  26. Hi .. i have been reading your most interesting blogs, a friend and i are planning to cycle the route some time in september, and we are currently talking about how to do it, by the sounds of things we would be better getting the Ferry across the loch instead of cycling/carrying up the north side of LL, but we have several friends and relatives who have walked the way.. and i think if we miss out parts we will be a target for the Purists…what would you carry in the way of spares for the bikes ?

    Richard

  27. I think it’s worth going along Loch Lomondside, but I am one of the purists! Spare parts wise, I just took the usual tools and such and three spare tubes, I think. Damn, these recent comments about this route are getting me fired up for planning a big ride next year. I’ll see what I can come up with…

  28. .. Thanks … I would like to go all the way round .. but dont really want to get stuck, as i mostly do roadwork but on a Mountain bike as i like forest tracks and hill roads too.. did 36 miles last night in 2.5 hours. we are betting excited about it.

    Richard

  29. HI. Ive been thinking bout doing this for a while. I Ive ridden BMX since i was 14 moving onto downhill in the las 2 years so am quite a dab hand on a bike. Reading the blog here though it seems that you guys are prety experienced with big long haul treks. Do you think the WHW would be suited for a first attempt at long journey? Im geared up for it but I dnt wanna shoot for the moon and miss u know? Cheers

  30. Hey Rob!

    I think it’s a good one for a first long trip. It’s still the longest I’ve ridden, but there are a fair few jumping off points along the way, at least compared to some of the highland routes.

    I did the top half with my mate Stuart before riding the whole thing, which gave me a good idea of the feel and I’d recommend getting a 50 miler in a wee while before too.

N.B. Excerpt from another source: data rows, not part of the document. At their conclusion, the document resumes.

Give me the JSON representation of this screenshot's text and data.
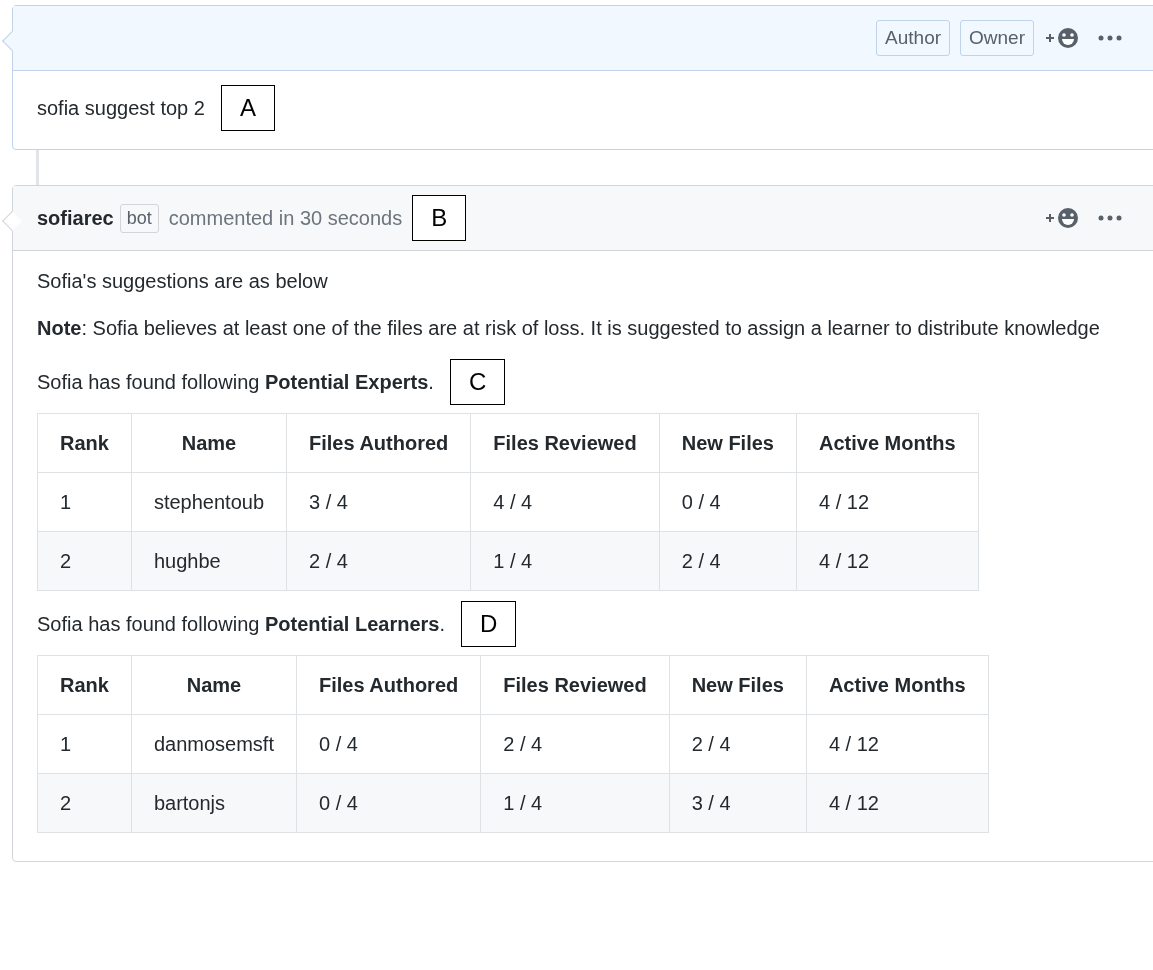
{
  "comments": [
    {
      "kind": "owner",
      "header": {
        "badges": [
          "Author",
          "Owner"
        ]
      },
      "paragraphs": [
        "sofia suggest top 2"
      ],
      "annotation": "A"
    },
    {
      "kind": "bot",
      "header": {
        "author": "sofiarec",
        "badges": [
          "bot"
        ],
        "action": "commented in 30 seconds",
        "annotation": "B"
      },
      "paragraphs": [
        "Sofia's suggestions are as below",
        "**Note**: Sofia believes at least one of the files are at risk of loss. It is suggested to assign a learner to distribute knowledge"
      ],
      "sections": [
        {
          "intro": "Sofia has found following **Potential Experts**.",
          "annotation": "C",
          "table": {
            "columns": [
              "Rank",
              "Name",
              "Files Authored",
              "Files Reviewed",
              "New Files",
              "Active Months"
            ],
            "rows": [
              [
                "1",
                "stephentoub",
                "3 / 4",
                "4 / 4",
                "0 / 4",
                "4 / 12"
              ],
              [
                "2",
                "hughbe",
                "2 / 4",
                "1 / 4",
                "2 / 4",
                "4 / 12"
              ]
            ]
          }
        },
        {
          "intro": "Sofia has found following **Potential Learners**.",
          "annotation": "D",
          "table": {
            "columns": [
              "Rank",
              "Name",
              "Files Authored",
              "Files Reviewed",
              "New Files",
              "Active Months"
            ],
            "rows": [
              [
                "1",
                "danmosemsft",
                "0 / 4",
                "2 / 4",
                "2 / 4",
                "4 / 12"
              ],
              [
                "2",
                "bartonjs",
                "0 / 4",
                "1 / 4",
                "3 / 4",
                "4 / 12"
              ]
            ]
          }
        }
      ]
    }
  ]
}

    It’s a great route – have fun and let us know how you get on!